On 19 September, the Bureau of Meteorology formally announced an El Niño event for Australia during the 2023/2024 summer. This means that parts of Australia will likely experience warmer and drier conditions with minimal rainfall, increasing the risk of heatwaves and fire danger.
Your health and wellbeing is paramount. In the lead up to and during summer, we'll follow the forecasting guidelines of the Bureau of Meteorology (BOM) to ensure our community stays safe during extreme weather. We have emergency responses in place in the case of severe heat, poor air quality and bushfire events. We will proactively communicate with you when there is a change to campus access and activities due to weather-related conditions, and what you need to do to stay safe.
An El Niño event increases the risk of unusually hot weather and heatwaves. Warmer weather can affect everyone; however, some people are at greater risk than others.
Our Central Operations Services team has reviewed the available air-conditioning systems across our campuses, and where the best indoor locations on campus are for offering respite from the high temperatures outdoors.
Teaching and exam spaces have been prioritised to ensure minimal disruption if you’re studying over the summer, and when you return in Semester 1, 2024. If you require adjustments, you can visit the special consideration and arrangements page for more information.
University libraries will be closed during the shutdown period, 23 December 2023 to 7 January 2024. The Library website has information about opening hours outside of the shutdown period.
If you need to cool down, you can visit one of our air-conditioned study spaces. The following spaces are open 24/7:
In the event of extreme heat or poor air quality, the University may make alternative arrangements for classes and learning activities, including remote learning, to ensure the health and wellbeing of students and staff, and to minimise disruption.
The University regularly meets with emergency services to test and refine our planning and response to emergencies, including fires at or around all of our campuses. Familiarise yourself with what to do in the event of an emergency on our campuses.
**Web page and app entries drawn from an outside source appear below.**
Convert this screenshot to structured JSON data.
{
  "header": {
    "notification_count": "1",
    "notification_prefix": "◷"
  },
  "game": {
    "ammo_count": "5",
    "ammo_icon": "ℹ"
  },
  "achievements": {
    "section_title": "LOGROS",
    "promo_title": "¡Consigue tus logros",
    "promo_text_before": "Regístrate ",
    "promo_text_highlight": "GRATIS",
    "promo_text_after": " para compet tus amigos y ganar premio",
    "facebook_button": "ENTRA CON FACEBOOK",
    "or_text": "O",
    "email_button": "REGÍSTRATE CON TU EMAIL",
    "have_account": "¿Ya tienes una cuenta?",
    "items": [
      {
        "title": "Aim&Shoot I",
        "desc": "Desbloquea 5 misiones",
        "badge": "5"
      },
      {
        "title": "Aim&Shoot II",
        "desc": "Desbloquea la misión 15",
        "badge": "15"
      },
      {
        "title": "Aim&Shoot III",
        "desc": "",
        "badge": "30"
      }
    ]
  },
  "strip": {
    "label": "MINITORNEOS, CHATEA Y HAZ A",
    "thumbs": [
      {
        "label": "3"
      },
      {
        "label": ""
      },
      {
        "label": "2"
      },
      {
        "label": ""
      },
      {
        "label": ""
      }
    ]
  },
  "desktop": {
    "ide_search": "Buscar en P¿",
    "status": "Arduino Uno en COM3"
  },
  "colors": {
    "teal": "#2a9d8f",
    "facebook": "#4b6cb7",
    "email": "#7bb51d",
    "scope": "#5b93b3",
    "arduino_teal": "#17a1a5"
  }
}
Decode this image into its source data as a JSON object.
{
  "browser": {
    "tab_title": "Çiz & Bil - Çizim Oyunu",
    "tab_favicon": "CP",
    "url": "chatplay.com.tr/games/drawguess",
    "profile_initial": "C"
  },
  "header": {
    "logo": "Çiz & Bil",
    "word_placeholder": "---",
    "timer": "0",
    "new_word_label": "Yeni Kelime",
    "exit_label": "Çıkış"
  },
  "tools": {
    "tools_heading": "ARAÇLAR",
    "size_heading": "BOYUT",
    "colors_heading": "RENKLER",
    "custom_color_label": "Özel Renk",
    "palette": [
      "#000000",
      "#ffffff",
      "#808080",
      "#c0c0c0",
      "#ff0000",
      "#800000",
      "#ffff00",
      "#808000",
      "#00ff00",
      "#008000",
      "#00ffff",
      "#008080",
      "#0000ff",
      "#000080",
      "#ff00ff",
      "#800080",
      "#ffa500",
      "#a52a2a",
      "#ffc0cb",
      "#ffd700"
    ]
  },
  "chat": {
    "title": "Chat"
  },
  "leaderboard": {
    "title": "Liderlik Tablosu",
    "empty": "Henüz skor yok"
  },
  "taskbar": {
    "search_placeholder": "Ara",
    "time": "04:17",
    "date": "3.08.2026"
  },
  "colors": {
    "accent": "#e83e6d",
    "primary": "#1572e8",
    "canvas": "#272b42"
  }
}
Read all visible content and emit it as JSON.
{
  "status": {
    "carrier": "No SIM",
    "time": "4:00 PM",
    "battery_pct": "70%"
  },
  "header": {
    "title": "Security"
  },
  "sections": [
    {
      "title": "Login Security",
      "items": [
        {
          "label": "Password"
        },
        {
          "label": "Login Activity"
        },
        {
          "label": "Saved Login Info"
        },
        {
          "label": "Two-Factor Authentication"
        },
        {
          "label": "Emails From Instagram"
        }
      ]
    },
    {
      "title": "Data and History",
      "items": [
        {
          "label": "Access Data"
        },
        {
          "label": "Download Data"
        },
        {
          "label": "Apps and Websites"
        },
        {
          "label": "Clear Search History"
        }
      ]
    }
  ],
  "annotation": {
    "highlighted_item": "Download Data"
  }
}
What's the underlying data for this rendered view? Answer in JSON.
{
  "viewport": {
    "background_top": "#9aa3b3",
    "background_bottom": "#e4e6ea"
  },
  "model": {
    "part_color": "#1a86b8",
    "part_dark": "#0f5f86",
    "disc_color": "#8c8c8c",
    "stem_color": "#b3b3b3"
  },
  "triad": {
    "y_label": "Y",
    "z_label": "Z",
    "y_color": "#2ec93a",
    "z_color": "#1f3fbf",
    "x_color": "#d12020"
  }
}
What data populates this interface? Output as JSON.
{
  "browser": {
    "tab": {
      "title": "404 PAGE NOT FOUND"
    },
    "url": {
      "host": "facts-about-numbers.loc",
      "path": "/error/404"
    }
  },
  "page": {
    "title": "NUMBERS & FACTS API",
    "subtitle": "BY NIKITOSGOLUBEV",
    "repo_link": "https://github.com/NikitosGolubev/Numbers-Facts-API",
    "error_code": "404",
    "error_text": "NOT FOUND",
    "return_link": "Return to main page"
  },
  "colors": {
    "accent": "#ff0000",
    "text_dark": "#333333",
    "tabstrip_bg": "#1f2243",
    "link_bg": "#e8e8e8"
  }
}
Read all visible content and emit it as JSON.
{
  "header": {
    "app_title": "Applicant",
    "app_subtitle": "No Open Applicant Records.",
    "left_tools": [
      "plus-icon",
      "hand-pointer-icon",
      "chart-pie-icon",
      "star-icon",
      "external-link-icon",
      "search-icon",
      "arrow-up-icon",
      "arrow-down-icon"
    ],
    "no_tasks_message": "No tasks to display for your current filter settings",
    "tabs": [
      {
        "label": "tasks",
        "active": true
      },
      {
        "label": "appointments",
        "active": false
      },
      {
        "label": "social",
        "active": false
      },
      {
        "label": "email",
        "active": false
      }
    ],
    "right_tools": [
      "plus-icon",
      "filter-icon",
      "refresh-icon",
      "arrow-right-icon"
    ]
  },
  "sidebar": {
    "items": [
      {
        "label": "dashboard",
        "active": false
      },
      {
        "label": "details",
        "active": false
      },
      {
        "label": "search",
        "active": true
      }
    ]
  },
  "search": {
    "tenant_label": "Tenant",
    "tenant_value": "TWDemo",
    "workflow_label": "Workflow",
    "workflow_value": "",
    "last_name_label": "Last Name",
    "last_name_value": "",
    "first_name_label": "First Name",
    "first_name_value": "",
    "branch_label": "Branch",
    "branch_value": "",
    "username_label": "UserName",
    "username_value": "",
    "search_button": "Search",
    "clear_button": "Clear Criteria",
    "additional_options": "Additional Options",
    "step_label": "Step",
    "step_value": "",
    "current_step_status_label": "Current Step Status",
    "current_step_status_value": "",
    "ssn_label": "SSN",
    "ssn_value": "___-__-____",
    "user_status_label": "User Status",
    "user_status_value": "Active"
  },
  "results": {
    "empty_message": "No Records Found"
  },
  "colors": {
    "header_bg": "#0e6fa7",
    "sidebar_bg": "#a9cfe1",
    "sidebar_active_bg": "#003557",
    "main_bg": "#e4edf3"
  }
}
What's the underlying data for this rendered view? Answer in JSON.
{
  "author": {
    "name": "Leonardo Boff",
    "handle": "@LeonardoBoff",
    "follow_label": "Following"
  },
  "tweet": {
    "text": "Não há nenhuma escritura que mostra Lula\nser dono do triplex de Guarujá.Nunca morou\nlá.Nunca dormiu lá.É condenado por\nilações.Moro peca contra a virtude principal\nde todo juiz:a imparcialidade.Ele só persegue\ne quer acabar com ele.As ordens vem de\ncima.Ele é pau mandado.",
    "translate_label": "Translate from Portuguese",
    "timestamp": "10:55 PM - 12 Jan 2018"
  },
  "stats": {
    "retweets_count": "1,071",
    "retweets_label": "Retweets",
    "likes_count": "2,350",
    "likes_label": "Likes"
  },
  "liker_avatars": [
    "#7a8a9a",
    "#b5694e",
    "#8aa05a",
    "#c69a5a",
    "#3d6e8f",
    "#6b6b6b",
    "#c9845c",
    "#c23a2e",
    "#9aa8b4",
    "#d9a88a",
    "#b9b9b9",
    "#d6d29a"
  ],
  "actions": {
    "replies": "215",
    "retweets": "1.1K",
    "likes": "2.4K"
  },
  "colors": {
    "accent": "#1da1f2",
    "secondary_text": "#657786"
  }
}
The NSW Rural Fire Service has many resources online to help you understand bushfires, know your risk, and how to prepare in case of an emergency.
The Aboriginal Health and Medical Research Council has resources online to help get your mob bushfire ready.
You can also download the Hazards Near Me NSW app for current information and alerts about local emergencies provided by emergency services.
In the event of bushfires and hazard-reduction burning, the resulting smoke affects the quality of the air. Bushfire smoke can travel quite far, so even when the fire is not in your immediate area, your wellbeing may be impacted and you may experience eye irritation, a sore through or a cough. There are several steps you can take to protect yourself from bushfire smoke during times when there is poor air quality.
To view the latest information on air quality in the Greater Sydney Metropolitan region, the NSW Department of Planning and Environment provide hourly updates along with a daily air quality forecast at 4 pm each day. You can also visit Air Quality NSW, a new dedicated air quality website from the government with real-time air quality data and information.
Smoke from bushfires can also set off building fire alarms. It is extremely important that all fire alarms are treated as real emergencies and evacuation procedures are adhered to.
Visit the NSW Health website to learn the signs of heat-related illness and when you might need to seek medical help.
If you develop symptoms related to extremely poor air quality or severe heat and are concerned about your health, please call the 24-hour HealthDirect helpline on 1800 022 222 or in an emergency call triple zero (000) for an ambulance.
Our student wellbeing team offer a range of confidential and free health, wellbeing, and personal support, and are available 24/7.
Read more about our recommendations to beat the heat and keep cool.